─── INFORMATION SUPPLIED ───

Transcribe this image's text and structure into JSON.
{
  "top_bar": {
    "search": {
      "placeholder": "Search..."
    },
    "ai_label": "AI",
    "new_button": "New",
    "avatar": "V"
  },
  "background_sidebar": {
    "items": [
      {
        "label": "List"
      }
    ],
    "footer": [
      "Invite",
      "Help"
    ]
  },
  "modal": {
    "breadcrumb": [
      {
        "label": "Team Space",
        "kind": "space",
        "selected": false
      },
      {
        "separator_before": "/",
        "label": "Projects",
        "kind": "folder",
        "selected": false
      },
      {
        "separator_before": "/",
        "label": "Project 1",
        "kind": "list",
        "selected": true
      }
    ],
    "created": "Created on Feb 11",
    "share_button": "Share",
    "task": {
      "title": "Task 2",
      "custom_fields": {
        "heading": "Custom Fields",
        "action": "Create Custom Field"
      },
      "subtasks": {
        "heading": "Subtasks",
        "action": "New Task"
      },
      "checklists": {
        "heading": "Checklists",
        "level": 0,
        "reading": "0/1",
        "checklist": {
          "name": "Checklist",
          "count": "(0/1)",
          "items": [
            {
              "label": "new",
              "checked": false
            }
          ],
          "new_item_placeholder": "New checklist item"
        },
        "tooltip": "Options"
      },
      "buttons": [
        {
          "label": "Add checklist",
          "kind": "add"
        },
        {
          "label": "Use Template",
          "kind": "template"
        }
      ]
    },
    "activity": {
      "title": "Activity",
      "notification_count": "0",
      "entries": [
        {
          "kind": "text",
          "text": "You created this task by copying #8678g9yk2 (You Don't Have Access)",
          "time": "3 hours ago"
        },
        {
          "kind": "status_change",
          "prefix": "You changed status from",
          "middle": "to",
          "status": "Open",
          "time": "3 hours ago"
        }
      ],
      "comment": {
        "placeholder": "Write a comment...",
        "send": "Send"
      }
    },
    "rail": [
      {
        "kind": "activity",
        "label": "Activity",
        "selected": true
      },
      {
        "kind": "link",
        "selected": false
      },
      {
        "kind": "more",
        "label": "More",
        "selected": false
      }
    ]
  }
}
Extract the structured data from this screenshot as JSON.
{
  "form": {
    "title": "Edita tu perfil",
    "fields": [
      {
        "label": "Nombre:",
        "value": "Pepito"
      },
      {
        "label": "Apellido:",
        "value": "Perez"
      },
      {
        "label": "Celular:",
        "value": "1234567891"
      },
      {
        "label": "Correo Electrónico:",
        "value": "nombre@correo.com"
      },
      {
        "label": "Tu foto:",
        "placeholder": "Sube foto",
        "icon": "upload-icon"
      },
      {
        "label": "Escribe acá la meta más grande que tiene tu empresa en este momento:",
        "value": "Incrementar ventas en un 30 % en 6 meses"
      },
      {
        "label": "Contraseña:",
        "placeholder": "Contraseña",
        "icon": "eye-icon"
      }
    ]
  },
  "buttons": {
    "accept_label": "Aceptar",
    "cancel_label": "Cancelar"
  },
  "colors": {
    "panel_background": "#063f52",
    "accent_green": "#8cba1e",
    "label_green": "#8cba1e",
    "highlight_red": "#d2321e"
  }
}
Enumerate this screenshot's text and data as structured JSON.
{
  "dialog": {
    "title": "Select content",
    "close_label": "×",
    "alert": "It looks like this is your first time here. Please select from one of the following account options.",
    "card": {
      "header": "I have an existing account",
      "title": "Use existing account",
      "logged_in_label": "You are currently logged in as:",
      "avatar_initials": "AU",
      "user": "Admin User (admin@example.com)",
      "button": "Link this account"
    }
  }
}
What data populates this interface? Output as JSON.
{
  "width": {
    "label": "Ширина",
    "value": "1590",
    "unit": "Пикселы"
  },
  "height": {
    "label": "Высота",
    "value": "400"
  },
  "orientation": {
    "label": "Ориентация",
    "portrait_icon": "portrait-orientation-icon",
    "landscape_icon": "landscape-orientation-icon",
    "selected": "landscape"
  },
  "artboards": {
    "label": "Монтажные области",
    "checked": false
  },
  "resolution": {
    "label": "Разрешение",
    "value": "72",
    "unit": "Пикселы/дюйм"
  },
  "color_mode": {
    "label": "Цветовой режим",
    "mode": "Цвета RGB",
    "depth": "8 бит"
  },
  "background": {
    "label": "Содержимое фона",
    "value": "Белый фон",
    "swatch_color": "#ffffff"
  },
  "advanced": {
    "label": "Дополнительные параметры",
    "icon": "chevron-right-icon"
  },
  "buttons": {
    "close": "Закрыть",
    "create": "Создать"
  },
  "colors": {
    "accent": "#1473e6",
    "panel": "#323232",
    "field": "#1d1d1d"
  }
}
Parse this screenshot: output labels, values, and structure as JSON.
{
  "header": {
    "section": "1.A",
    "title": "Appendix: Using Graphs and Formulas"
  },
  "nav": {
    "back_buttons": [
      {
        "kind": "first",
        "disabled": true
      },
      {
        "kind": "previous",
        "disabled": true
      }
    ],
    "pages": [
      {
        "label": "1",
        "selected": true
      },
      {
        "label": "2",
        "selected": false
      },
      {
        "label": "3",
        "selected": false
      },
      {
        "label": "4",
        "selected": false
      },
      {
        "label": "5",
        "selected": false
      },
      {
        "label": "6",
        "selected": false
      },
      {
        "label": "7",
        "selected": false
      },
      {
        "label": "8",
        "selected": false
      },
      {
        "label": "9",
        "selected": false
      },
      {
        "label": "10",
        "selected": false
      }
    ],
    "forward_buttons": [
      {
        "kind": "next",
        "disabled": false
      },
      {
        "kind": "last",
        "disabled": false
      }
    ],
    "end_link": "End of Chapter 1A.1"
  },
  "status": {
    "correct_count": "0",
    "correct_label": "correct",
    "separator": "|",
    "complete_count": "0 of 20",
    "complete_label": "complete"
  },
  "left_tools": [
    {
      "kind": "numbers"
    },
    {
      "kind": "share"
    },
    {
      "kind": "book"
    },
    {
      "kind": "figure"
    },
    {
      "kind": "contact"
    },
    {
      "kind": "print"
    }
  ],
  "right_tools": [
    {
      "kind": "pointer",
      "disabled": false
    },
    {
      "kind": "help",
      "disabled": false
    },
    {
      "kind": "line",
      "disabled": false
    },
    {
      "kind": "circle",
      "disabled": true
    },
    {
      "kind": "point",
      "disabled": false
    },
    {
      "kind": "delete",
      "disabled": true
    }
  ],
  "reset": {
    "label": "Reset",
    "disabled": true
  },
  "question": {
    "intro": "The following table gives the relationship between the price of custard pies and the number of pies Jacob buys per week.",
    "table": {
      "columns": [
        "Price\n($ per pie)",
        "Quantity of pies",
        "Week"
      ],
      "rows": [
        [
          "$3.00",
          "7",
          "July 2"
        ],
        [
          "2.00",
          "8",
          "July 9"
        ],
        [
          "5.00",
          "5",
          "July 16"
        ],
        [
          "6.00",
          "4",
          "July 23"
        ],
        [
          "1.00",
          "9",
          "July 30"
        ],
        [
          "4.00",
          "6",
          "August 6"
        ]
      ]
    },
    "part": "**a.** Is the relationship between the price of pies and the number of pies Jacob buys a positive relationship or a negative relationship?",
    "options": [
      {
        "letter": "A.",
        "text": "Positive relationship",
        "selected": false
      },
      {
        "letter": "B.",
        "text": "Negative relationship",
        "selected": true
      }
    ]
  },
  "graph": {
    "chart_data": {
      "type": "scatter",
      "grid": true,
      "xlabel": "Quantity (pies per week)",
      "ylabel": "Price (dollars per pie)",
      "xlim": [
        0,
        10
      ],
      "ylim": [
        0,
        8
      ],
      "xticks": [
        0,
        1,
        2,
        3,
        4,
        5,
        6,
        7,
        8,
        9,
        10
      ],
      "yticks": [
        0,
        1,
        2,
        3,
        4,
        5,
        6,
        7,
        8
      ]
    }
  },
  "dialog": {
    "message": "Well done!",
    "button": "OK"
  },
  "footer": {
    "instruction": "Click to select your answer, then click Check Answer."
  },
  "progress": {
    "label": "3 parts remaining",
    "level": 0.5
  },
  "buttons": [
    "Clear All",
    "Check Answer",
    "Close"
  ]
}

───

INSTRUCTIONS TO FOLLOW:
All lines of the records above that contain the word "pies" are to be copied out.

ANSWER TO THIS TASK:
    "intro": "The following table gives the relationship between the price of custard pies and the number of pies Jacob buys per week.",
        "Quantity of pies",
    "part": "**a.** Is the relationship between the price of pies and the number of pies Jacob buys a positive relationship or a negative relationship?",
      "xlabel": "Quantity (pies per week)",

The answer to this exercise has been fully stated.